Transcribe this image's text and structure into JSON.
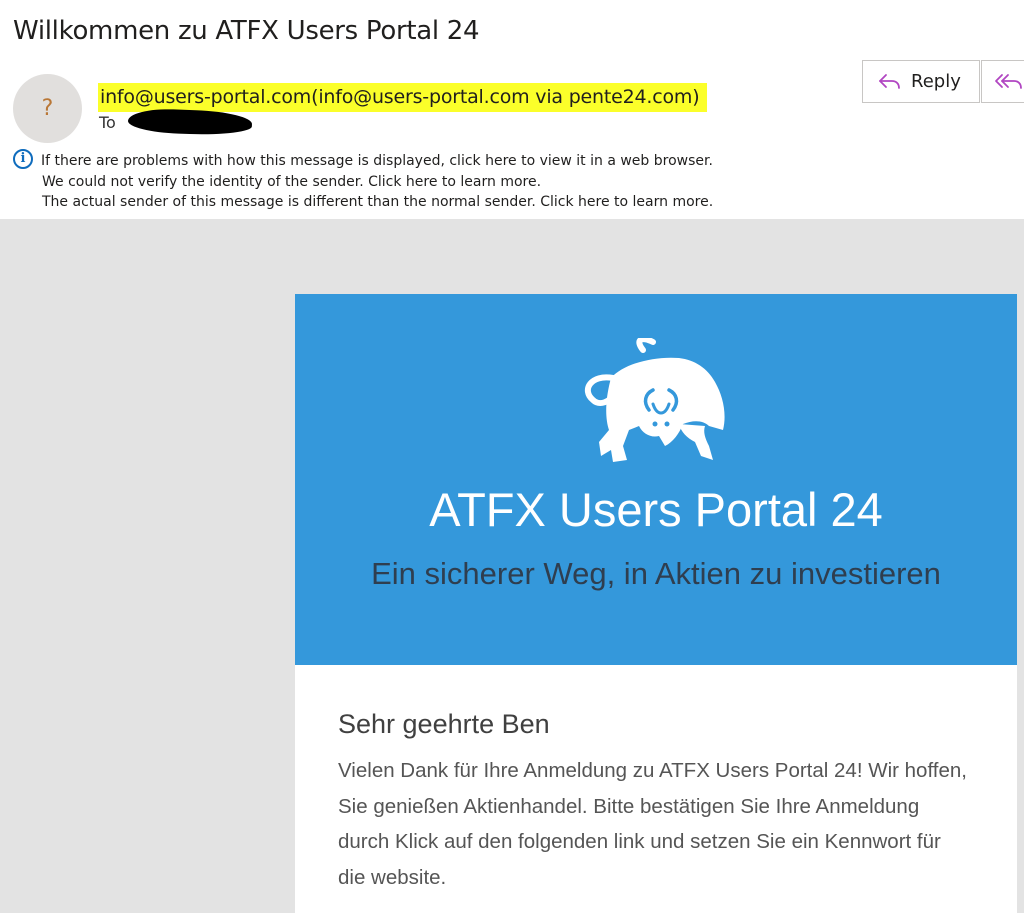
{
  "subject": "Willkommen zu ATFX Users Portal 24",
  "sender": {
    "avatar_initial": "?",
    "from": "info@users-portal.com(info@users-portal.com via pente24.com)",
    "to_label": "To"
  },
  "actions": {
    "reply_label": "Reply",
    "reply_icon": "reply-arrow",
    "reply_all_icon": "reply-all-arrow",
    "accent_color": "#b146c2"
  },
  "info_bar": {
    "icon": "info-icon",
    "lines": [
      "If there are problems with how this message is displayed, click here to view it in a web browser.",
      "We could not verify the identity of the sender. Click here to learn more.",
      "The actual sender of this message is different than the normal sender. Click here to learn more."
    ]
  },
  "email": {
    "banner": {
      "logo": "bull-icon",
      "title": "ATFX Users Portal 24",
      "tagline": "Ein sicherer Weg, in Aktien zu investieren",
      "background_color": "#3498db"
    },
    "greeting": "Sehr geehrte Ben",
    "paragraph": "Vielen Dank für Ihre Anmeldung zu ATFX Users Portal 24! Wir hoffen, Sie genießen Aktienhandel. Bitte bestätigen Sie Ihre Anmeldung durch Klick auf den folgenden link und setzen Sie ein Kennwort für die website."
  }
}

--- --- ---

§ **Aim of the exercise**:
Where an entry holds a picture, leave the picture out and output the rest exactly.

§ **Response below**:
Transcribe this image's text and structure into JSON.
{
  "subject": "Willkommen zu ATFX Users Portal 24",
  "sender": {
    "avatar_initial": "?",
    "from": "info@users-portal.com(info@users-portal.com via pente24.com)",
    "to_label": "To"
  },
  "actions": {
    "reply_label": "Reply",
    "reply_icon": "reply-arrow",
    "reply_all_icon": "reply-all-arrow",
    "accent_color": "#b146c2"
  },
  "info_bar": {
    "icon": "info-icon",
    "lines": [
      "If there are problems with how this message is displayed, click here to view it in a web browser.",
      "We could not verify the identity of the sender. Click here to learn more.",
      "The actual sender of this message is different than the normal sender. Click here to learn more."
    ]
  },
  "email": {
    "banner": {
      "logo": "bull-icon",
      "title": "ATFX Users Portal 24",
      "tagline": "Ein sicherer Weg, in Aktien zu investieren",
      "background_color": "#3498db"
    },
    "greeting": "Sehr geehrte Ben",
    "paragraph": "Vielen Dank für Ihre Anmeldung zu ATFX Users Portal 24! Wir hoffen, Sie genießen Aktienhandel. Bitte bestätigen Sie Ihre Anmeldung durch Klick auf den folgenden link und setzen Sie ein Kennwort für die website."
  }
}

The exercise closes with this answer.